# Angle of Prism?

The definition of angle of prism is, "The angle formed due to two lateral faces of the prism is known as the angle of prism".

My question is if there is an isosceles prism then which angle should be taken as angle of prism,i.e., the two equal angles or the unequal angle? And what will be the answer in-case of a scalene prism?

You have to consider the angle between those two lateral faces, one from which the light enters another from which light leaves.
For an example here, angle A is the angle of prism. Whether it is isosceles or scalene prism always consider the angle between the lateral sides, where the ray enters and from where it leaves, as the angle of prism.
For just in case, if something like this happens,
Here, $$\theta$$ is the angle of prism

The more accurate definition of the apex angle ($$\Phi$$) or the angle of prism is the angle between the surface at which the light enters the prism and the second surface that the light encounters.

This definition should make it clear for an isosceles or scalene prism

Hope this helps.

The angle of prism is the angle between the refracting faces of the prism. You shine your beam on one face and it emerges from the other face. Just measure the angle between those two faces.

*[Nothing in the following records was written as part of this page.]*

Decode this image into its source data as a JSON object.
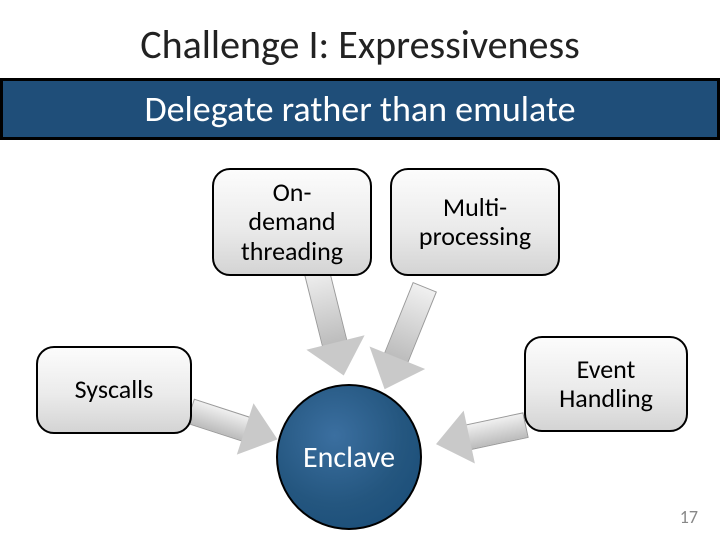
{
  "title": "Challenge I: Expressiveness",
  "banner": "Delegate rather than emulate",
  "nodes": {
    "threading": "On-\ndemand\nthreading",
    "multi": "Multi-\nprocessing",
    "syscalls": "Syscalls",
    "event": "Event\nHandling",
    "enclave": "Enclave"
  },
  "page_number": "17",
  "diagram": {
    "type": "hub-spoke",
    "center": "Enclave",
    "inbound": [
      "On-demand threading",
      "Multi-processing",
      "Syscalls",
      "Event Handling"
    ]
  }
}
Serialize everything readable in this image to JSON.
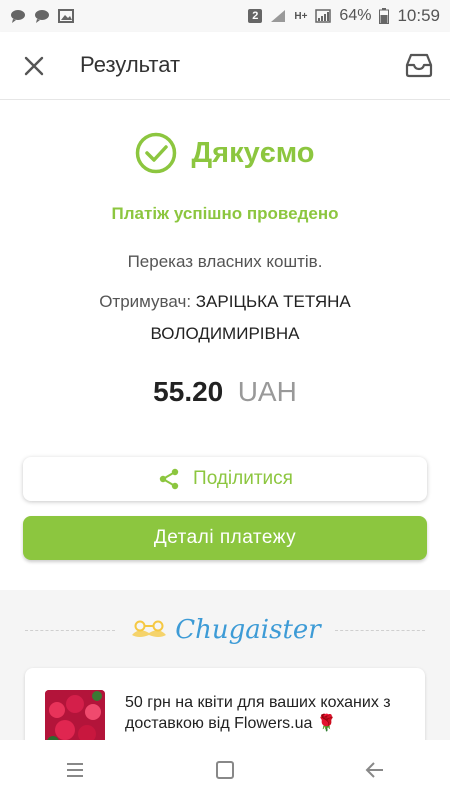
{
  "status_bar": {
    "sim_badge": "2",
    "network": "H+",
    "battery": "64%",
    "time": "10:59"
  },
  "app_bar": {
    "title": "Результат",
    "close_icon": "close-icon",
    "inbox_icon": "inbox-icon"
  },
  "result": {
    "thanks": "Дякуємо",
    "success": "Платіж успішно проведено",
    "description": "Переказ власних коштів.",
    "recipient_label": "Отримувач:",
    "recipient_name": "ЗАРІЦЬКА ТЕТЯНА ВОЛОДИМИРІВНА",
    "amount": "55.20",
    "currency": "UAH"
  },
  "buttons": {
    "share": "Поділитися",
    "details": "Деталі платежу"
  },
  "promo": {
    "brand": "Chugaister",
    "card_text": "50 грн на квіти для ваших коханих з доставкою від Flowers.ua 🌹"
  },
  "colors": {
    "accent": "#8cc63f",
    "brand_blue": "#3d9bd6"
  }
}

Basically, as the answers show, we consider a prism to have infinite extent in the direction opposite the "prism angle" , so it doesn't have to be a triangle. So long as the refracted ray exits the second face, the remainder of the prism could have anywhere from zero (infinite extent) to hundreds of facets.
Obviously this doesn't apply if you are considering the path taken by internal reflections. See "Penta prism" , for example.